= Beginning of Section =

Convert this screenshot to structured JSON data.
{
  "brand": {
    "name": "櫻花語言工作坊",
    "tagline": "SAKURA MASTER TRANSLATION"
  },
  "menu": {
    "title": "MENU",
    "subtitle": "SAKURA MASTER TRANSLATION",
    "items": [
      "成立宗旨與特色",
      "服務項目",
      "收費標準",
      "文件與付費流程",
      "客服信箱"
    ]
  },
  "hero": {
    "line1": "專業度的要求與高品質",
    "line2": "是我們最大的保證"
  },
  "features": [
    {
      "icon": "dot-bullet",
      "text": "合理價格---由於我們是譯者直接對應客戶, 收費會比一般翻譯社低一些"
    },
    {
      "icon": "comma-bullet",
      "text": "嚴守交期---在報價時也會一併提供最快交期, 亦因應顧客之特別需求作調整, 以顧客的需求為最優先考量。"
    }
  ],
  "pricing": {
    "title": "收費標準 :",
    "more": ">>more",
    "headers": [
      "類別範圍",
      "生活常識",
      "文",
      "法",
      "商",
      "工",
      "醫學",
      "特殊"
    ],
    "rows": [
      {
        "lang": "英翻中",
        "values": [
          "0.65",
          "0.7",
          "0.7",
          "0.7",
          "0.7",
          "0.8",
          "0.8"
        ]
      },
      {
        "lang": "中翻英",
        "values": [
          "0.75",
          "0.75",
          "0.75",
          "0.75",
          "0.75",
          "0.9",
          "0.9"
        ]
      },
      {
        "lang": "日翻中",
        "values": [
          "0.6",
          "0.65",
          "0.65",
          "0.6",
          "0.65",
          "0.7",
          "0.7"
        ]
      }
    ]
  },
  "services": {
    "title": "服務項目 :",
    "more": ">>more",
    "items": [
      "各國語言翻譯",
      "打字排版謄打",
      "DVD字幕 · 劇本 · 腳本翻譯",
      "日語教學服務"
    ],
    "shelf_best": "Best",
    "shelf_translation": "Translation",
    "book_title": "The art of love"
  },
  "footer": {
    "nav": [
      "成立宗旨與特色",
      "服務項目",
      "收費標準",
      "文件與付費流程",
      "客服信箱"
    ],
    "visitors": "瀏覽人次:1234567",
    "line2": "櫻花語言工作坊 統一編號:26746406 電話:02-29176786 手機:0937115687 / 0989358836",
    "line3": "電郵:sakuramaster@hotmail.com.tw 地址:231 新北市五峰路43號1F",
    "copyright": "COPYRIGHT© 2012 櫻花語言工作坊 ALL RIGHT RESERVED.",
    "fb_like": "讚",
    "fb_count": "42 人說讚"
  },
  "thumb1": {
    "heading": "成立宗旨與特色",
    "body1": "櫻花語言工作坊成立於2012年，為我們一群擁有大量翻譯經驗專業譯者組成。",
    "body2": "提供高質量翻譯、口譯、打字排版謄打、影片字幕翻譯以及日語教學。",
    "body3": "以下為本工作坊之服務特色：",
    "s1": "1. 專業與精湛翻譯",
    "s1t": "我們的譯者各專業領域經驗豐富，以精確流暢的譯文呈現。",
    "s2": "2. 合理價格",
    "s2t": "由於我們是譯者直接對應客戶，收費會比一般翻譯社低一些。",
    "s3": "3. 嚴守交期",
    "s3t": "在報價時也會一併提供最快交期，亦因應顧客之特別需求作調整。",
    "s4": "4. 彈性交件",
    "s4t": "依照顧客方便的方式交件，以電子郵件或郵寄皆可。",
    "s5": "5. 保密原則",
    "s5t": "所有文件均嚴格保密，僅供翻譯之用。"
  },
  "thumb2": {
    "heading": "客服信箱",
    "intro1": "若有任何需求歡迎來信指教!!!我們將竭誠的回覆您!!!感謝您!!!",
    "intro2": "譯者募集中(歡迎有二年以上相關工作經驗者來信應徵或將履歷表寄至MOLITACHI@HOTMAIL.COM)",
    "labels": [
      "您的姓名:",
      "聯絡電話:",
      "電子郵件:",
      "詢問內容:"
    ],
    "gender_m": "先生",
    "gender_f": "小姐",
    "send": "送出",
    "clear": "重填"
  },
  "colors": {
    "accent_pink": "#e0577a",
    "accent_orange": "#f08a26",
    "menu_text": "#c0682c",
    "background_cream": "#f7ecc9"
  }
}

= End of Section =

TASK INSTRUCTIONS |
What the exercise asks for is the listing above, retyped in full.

OUTPUT BELOW |
Convert this screenshot to structured JSON data.
{
  "brand": {
    "name": "櫻花語言工作坊",
    "tagline": "SAKURA MASTER TRANSLATION"
  },
  "menu": {
    "title": "MENU",
    "subtitle": "SAKURA MASTER TRANSLATION",
    "items": [
      "成立宗旨與特色",
      "服務項目",
      "收費標準",
      "文件與付費流程",
      "客服信箱"
    ]
  },
  "hero": {
    "line1": "專業度的要求與高品質",
    "line2": "是我們最大的保證"
  },
  "features": [
    {
      "icon": "dot-bullet",
      "text": "合理價格---由於我們是譯者直接對應客戶, 收費會比一般翻譯社低一些"
    },
    {
      "icon": "comma-bullet",
      "text": "嚴守交期---在報價時也會一併提供最快交期, 亦因應顧客之特別需求作調整, 以顧客的需求為最優先考量。"
    }
  ],
  "pricing": {
    "title": "收費標準 :",
    "more": ">>more",
    "headers": [
      "類別範圍",
      "生活常識",
      "文",
      "法",
      "商",
      "工",
      "醫學",
      "特殊"
    ],
    "rows": [
      {
        "lang": "英翻中",
        "values": [
          "0.65",
          "0.7",
          "0.7",
          "0.7",
          "0.7",
          "0.8",
          "0.8"
        ]
      },
      {
        "lang": "中翻英",
        "values": [
          "0.75",
          "0.75",
          "0.75",
          "0.75",
          "0.75",
          "0.9",
          "0.9"
        ]
      },
      {
        "lang": "日翻中",
        "values": [
          "0.6",
          "0.65",
          "0.65",
          "0.6",
          "0.65",
          "0.7",
          "0.7"
        ]
      }
    ]
  },
  "services": {
    "title": "服務項目 :",
    "more": ">>more",
    "items": [
      "各國語言翻譯",
      "打字排版謄打",
      "DVD字幕 · 劇本 · 腳本翻譯",
      "日語教學服務"
    ],
    "shelf_best": "Best",
    "shelf_translation": "Translation",
    "book_title": "The art of love"
  },
  "footer": {
    "nav": [
      "成立宗旨與特色",
      "服務項目",
      "收費標準",
      "文件與付費流程",
      "客服信箱"
    ],
    "visitors": "瀏覽人次:1234567",
    "line2": "櫻花語言工作坊 統一編號:26746406 電話:02-29176786 手機:0937115687 / 0989358836",
    "line3": "電郵:sakuramaster@hotmail.com.tw 地址:231 新北市五峰路43號1F",
    "copyright": "COPYRIGHT© 2012 櫻花語言工作坊 ALL RIGHT RESERVED.",
    "fb_like": "讚",
    "fb_count": "42 人說讚"
  },
  "thumb1": {
    "heading": "成立宗旨與特色",
    "body1": "櫻花語言工作坊成立於2012年，為我們一群擁有大量翻譯經驗專業譯者組成。",
    "body2": "提供高質量翻譯、口譯、打字排版謄打、影片字幕翻譯以及日語教學。",
    "body3": "以下為本工作坊之服務特色：",
    "s1": "1. 專業與精湛翻譯",
    "s1t": "我們的譯者各專業領域經驗豐富，以精確流暢的譯文呈現。",
    "s2": "2. 合理價格",
    "s2t": "由於我們是譯者直接對應客戶，收費會比一般翻譯社低一些。",
    "s3": "3. 嚴守交期",
    "s3t": "在報價時也會一併提供最快交期，亦因應顧客之特別需求作調整。",
    "s4": "4. 彈性交件",
    "s4t": "依照顧客方便的方式交件，以電子郵件或郵寄皆可。",
    "s5": "5. 保密原則",
    "s5t": "所有文件均嚴格保密，僅供翻譯之用。"
  },
  "thumb2": {
    "heading": "客服信箱",
    "intro1": "若有任何需求歡迎來信指教!!!我們將竭誠的回覆您!!!感謝您!!!",
    "intro2": "譯者募集中(歡迎有二年以上相關工作經驗者來信應徵或將履歷表寄至MOLITACHI@HOTMAIL.COM)",
    "labels": [
      "您的姓名:",
      "聯絡電話:",
      "電子郵件:",
      "詢問內容:"
    ],
    "gender_m": "先生",
    "gender_f": "小姐",
    "send": "送出",
    "clear": "重填"
  },
  "colors": {
    "accent_pink": "#e0577a",
    "accent_orange": "#f08a26",
    "menu_text": "#c0682c",
    "background_cream": "#f7ecc9"
  }
}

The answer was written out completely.